Mali isn't the only African country to have signaled a public shift on Israel. In 2011, Senegal and Gambia severed diplomatic relations with Iran. Late last year, Rwanda and Nigeria cast the decisive abstentions at the UN Security Council, rejecting a Palestinian statehood bid. Like Mali, Nigeria is also fighting a medieval Islamist insurgency, Boko Haram, which is committing massacres on the scale of Srebrenica. President Goodluck Jonathan has visited Israel several times, thanking Israel for sending anti-terror experts to Nigeria last year. Israeli arms sales to Africa have doubled in recent years. As radical groups across the Sahel exploit the breakdown in regional order caused by the Arab revolts, African leaders increasingly see Israel as an asset, not a liability, in the fight against jihadism.

Perhaps the IBK-Bibi show of unity will lead to a diplomatic breakthrough between Israel and some of the five remaining sub-Saharan holdoutsMali, Mauritania, Guinea, Niger and Chad. Released from Qaddafi's anti-Israel hold and threatened by the Libyan fallout, the security environment of Sahel countries has deteriorated dramatically in recent years. At a moment when European countries are increasingly critical of Israeli counterterrorism policies, African countries are increasingly cognizant of and even thankful for Israeli counterterrorism capabilities.

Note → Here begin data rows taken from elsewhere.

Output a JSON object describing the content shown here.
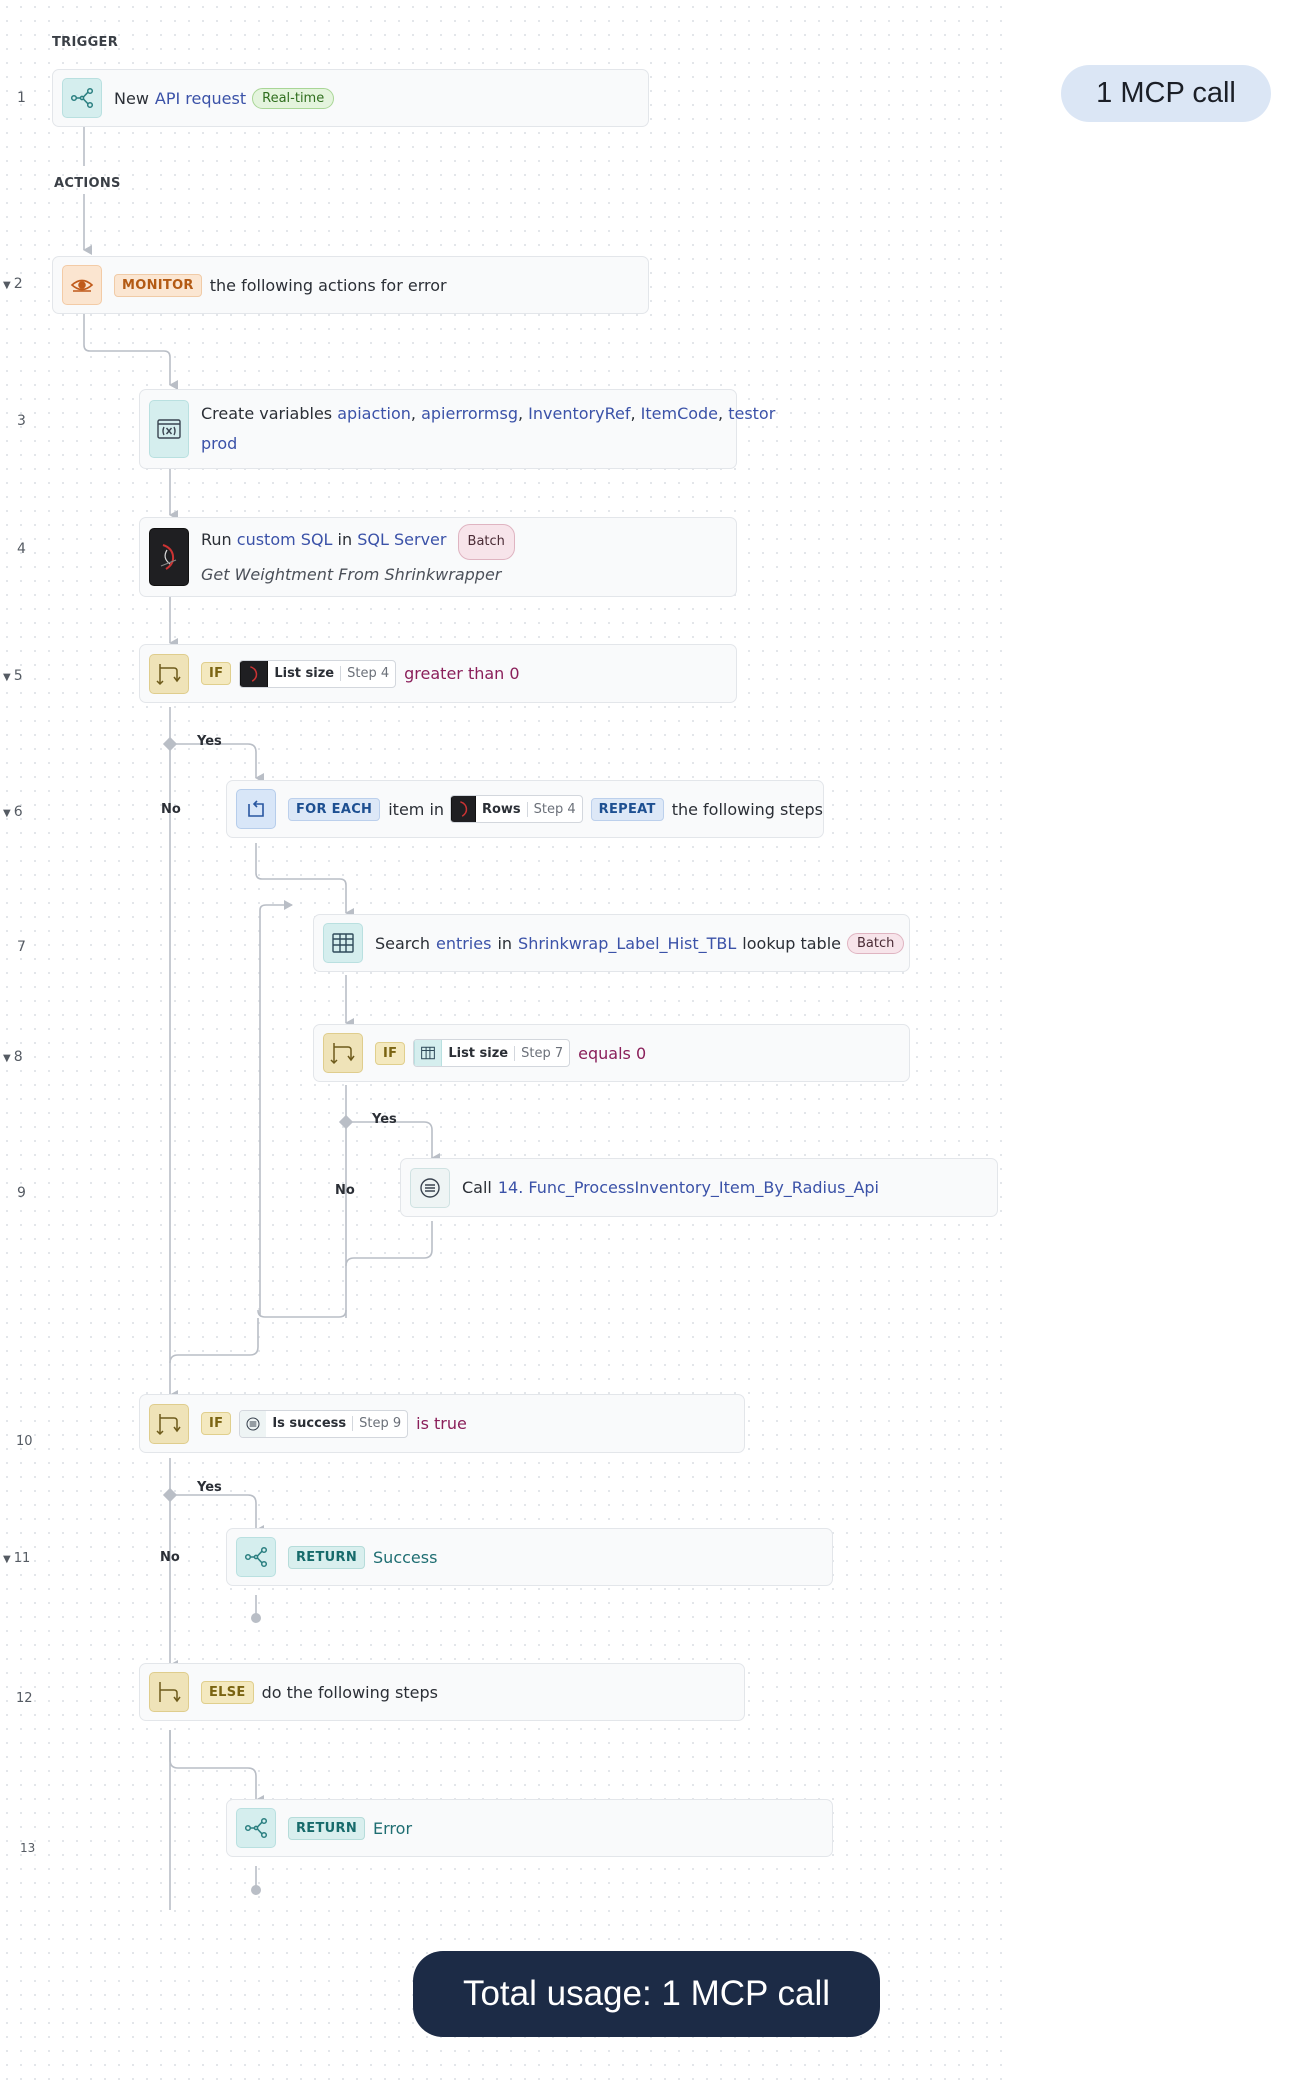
{
  "sections": {
    "trigger": "TRIGGER",
    "actions": "ACTIONS"
  },
  "steps": {
    "s1": {
      "num": "1",
      "text": "New",
      "link": "API request",
      "pill": "Real-time"
    },
    "s2": {
      "num": "2",
      "keyword": "MONITOR",
      "text": "the following actions for error"
    },
    "s3": {
      "num": "3",
      "text": "Create variables",
      "vars": [
        "apiaction",
        "apierrormsg",
        "InventoryRef",
        "ItemCode",
        "testor",
        "prod"
      ]
    },
    "s4": {
      "num": "4",
      "t1": "Run",
      "link1": "custom SQL",
      "t2": "in",
      "link2": "SQL Server",
      "pill": "Batch",
      "subtitle": "Get Weightment From Shrinkwrapper"
    },
    "s5": {
      "num": "5",
      "keyword": "IF",
      "chip_label": "List size",
      "chip_step": "Step 4",
      "cond": "greater than 0"
    },
    "s6": {
      "num": "6",
      "keyword": "FOR EACH",
      "text1": "item in",
      "chip_label": "Rows",
      "chip_step": "Step 4",
      "keyword2": "REPEAT",
      "text2": "the following steps"
    },
    "s7": {
      "num": "7",
      "t1": "Search",
      "link1": "entries",
      "t2": "in",
      "link2": "Shrinkwrap_Label_Hist_TBL",
      "t3": "lookup table",
      "pill": "Batch"
    },
    "s8": {
      "num": "8",
      "keyword": "IF",
      "chip_label": "List size",
      "chip_step": "Step 7",
      "cond": "equals 0"
    },
    "s9": {
      "num": "9",
      "t1": "Call",
      "link": "14. Func_ProcessInventory_Item_By_Radius_Api"
    },
    "s10": {
      "num": "10",
      "keyword": "IF",
      "chip_label": "Is success",
      "chip_step": "Step 9",
      "cond": "is true"
    },
    "s11": {
      "num": "11",
      "keyword": "RETURN",
      "value": "Success"
    },
    "s12": {
      "num": "12",
      "keyword": "ELSE",
      "text": "do the following steps"
    },
    "s13": {
      "num": "13",
      "keyword": "RETURN",
      "value": "Error"
    }
  },
  "branches": {
    "yes": "Yes",
    "no": "No"
  },
  "badges": {
    "top": "1 MCP call",
    "total": "Total usage: 1 MCP call"
  },
  "colors": {
    "line": "#b9bec6",
    "link": "#3b52a8",
    "condition": "#8a1f5a",
    "total_badge": "#1c2b46",
    "top_badge": "#dbe6f5"
  },
  "icons": {
    "s1": "api-branch-icon",
    "s2": "eye-icon",
    "s3": "variables-icon",
    "s4": "sql-server-icon",
    "s5": "if-branch-icon",
    "s6": "loop-icon",
    "s7": "table-icon",
    "s8": "if-branch-icon",
    "s9": "function-icon",
    "s10": "if-branch-icon",
    "s11": "return-icon",
    "s12": "else-branch-icon",
    "s13": "return-icon"
  }
}
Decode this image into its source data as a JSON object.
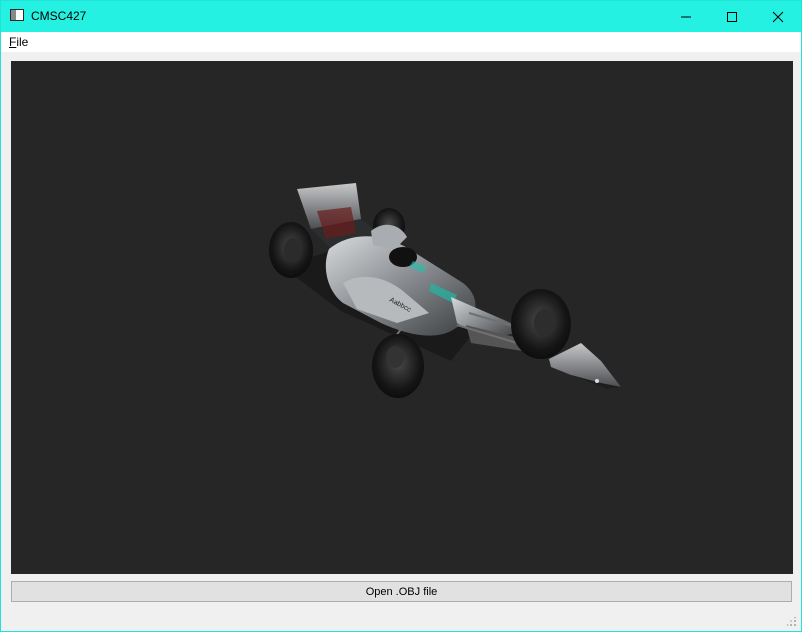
{
  "window": {
    "title": "CMSC427",
    "icons": {
      "app": "app-window-icon",
      "minimize": "minimize-icon",
      "maximize": "maximize-icon",
      "close": "close-icon"
    }
  },
  "menubar": {
    "file_accel": "F",
    "file_rest": "ile"
  },
  "viewport": {
    "background": "#262626",
    "model": "formula-one-car-render"
  },
  "open_button": {
    "label": "Open .OBJ file"
  },
  "colors": {
    "titlebar": "#24f1e2",
    "viewport": "#262626"
  }
}
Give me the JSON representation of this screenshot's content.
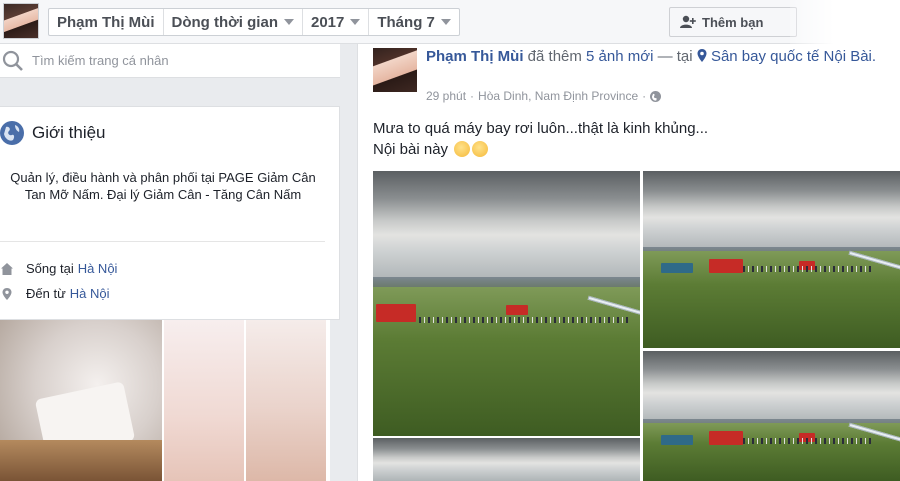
{
  "topbar": {
    "crumbs": [
      {
        "label": "Phạm Thị Mùi",
        "has_caret": false
      },
      {
        "label": "Dòng thời gian",
        "has_caret": true
      },
      {
        "label": "2017",
        "has_caret": true
      },
      {
        "label": "Tháng 7",
        "has_caret": true
      }
    ],
    "add_friend_label": "Thêm bạn"
  },
  "sidebar": {
    "search_placeholder": "Tìm kiếm trang cá nhân",
    "intro": {
      "title": "Giới thiệu",
      "bio": "Quản lý, điều hành và phân phối tại PAGE Giảm Cân Tan Mỡ Nấm. Đại lý Giảm Cân - Tăng Cân Nấm",
      "lives_label": "Sống tại",
      "lives_value": "Hà Nội",
      "from_label": "Đến từ",
      "from_value": "Hà Nội"
    }
  },
  "post": {
    "author": "Phạm Thị Mùi",
    "action": "đã thêm",
    "photos_link": "5 ảnh mới",
    "at_text": "— tại",
    "place": "Sân bay quốc tế Nội Bài.",
    "time": "29 phút",
    "location": "Hòa Dinh, Nam Định Province",
    "line1": "Mưa to quá máy bay rơi luôn...thật là kinh khủng...",
    "line2": "Nội bài này"
  },
  "colors": {
    "link": "#365899",
    "topbar_bg": "#f6f7f9",
    "page_bg": "#e9ebee"
  }
}
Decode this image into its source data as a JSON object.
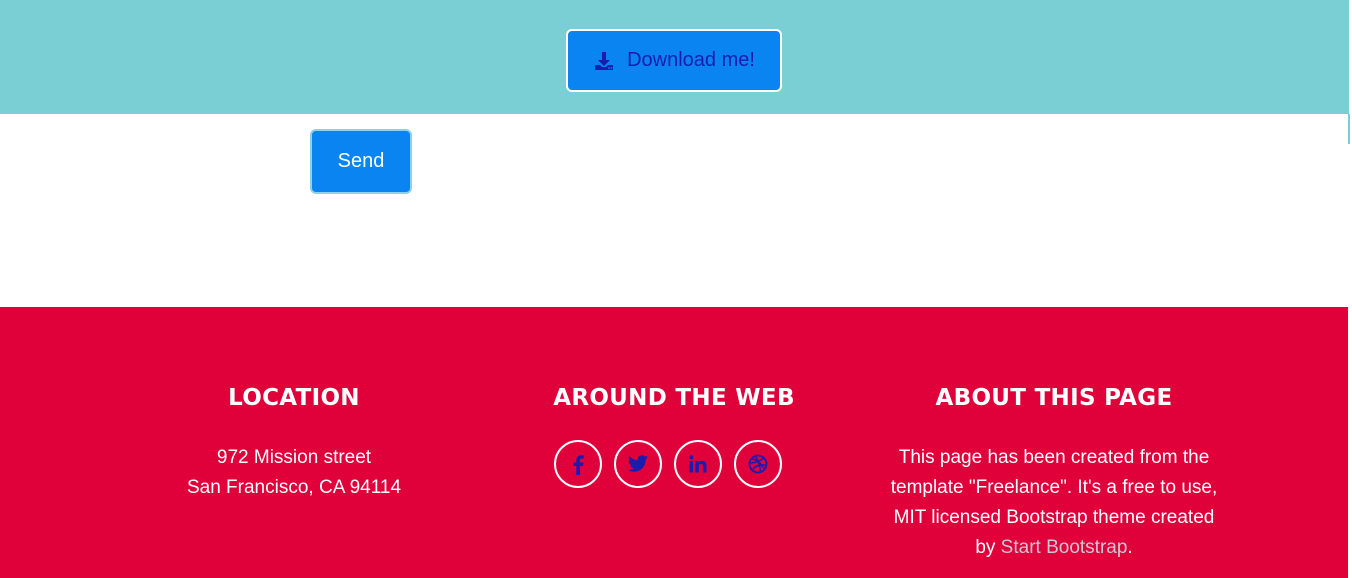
{
  "hero": {
    "download_label": "Download me!"
  },
  "contact": {
    "send_label": "Send"
  },
  "footer": {
    "location": {
      "heading": "LOCATION",
      "line1": "972 Mission street",
      "line2": "San Francisco, CA 94114"
    },
    "web": {
      "heading": "AROUND THE WEB",
      "icons": [
        "facebook-icon",
        "twitter-icon",
        "linkedin-icon",
        "dribbble-icon"
      ]
    },
    "about": {
      "heading": "ABOUT THIS PAGE",
      "text_before": "This page has been created from the template \"Freelance\". It's a free to use, MIT licensed Bootstrap theme created by ",
      "link_text": "Start Bootstrap",
      "text_after": "."
    }
  },
  "colors": {
    "top_band": "#79cfd4",
    "primary_button": "#0a84f0",
    "footer": "#e0003a",
    "icon_blue": "#1b1bb0"
  }
}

Hat tip: Clarice Feldman

While Europe increasingly sides with the Palestinians (Sweden recently recognized “Palestine” – a country that doesn’t actually exist) and for the most part tolerates an ongoing Muslim immigrant pogrom on the remaining remnant of Europe’s Jewry, the wind is blowing in a different direction in Africa.

Gabriel Schienmann writes in the National Interest:

... like Israel, like France, and like much of the civilized world, Mali is engaged in an existential struggle against radical Islam. In IBK's own words, "my country was saved from the terrorist barbarism by (the French military operation) Serval…It was imperative that I be here for Mali's honor, for its dignity…Do you understand my emotions, it is impossible for me to not be here." Two years after stopping the advance of Islamic militants in northern Mali, thousands of French soldiers remain in Mali and other Sahel countries in an extended counterterrorism operation.

Mali isn't the only African country to have signaled a public shift on Israel. In 2011, Senegal and Gambia severed diplomatic relations with Iran. Late last year, Rwanda and Nigeria cast the decisive abstentions at the UN Security Council, rejecting a Palestinian statehood bid. Like Mali, Nigeria is also fighting a medieval Islamist insurgency, Boko Haram, which is committing massacres on the scale of Srebrenica. President Goodluck Jonathan has visited Israel several times, thanking Israel for sending anti-terror experts to Nigeria last year. Israeli arms sales to Africa have doubled in recent years. As radical groups across the Sahel exploit the breakdown in regional order caused by the Arab revolts, African leaders increasingly see Israel as an asset, not a liability, in the fight against jihadism.

Perhaps the IBK-Bibi show of unity will lead to a diplomatic breakthrough between Israel and some of the five remaining sub-Saharan holdoutsMali, Mauritania, Guinea, Niger and Chad. Released from Qaddafi's anti-Israel hold and threatened by the Libyan fallout, the security environment of Sahel countries has deteriorated dramatically in recent years. At a moment when European countries are increasingly critical of Israeli counterterrorism policies, African countries are increasingly cognizant of and even thankful for Israeli counterterrorism capabilities.

Hat tip: Clarice Feldman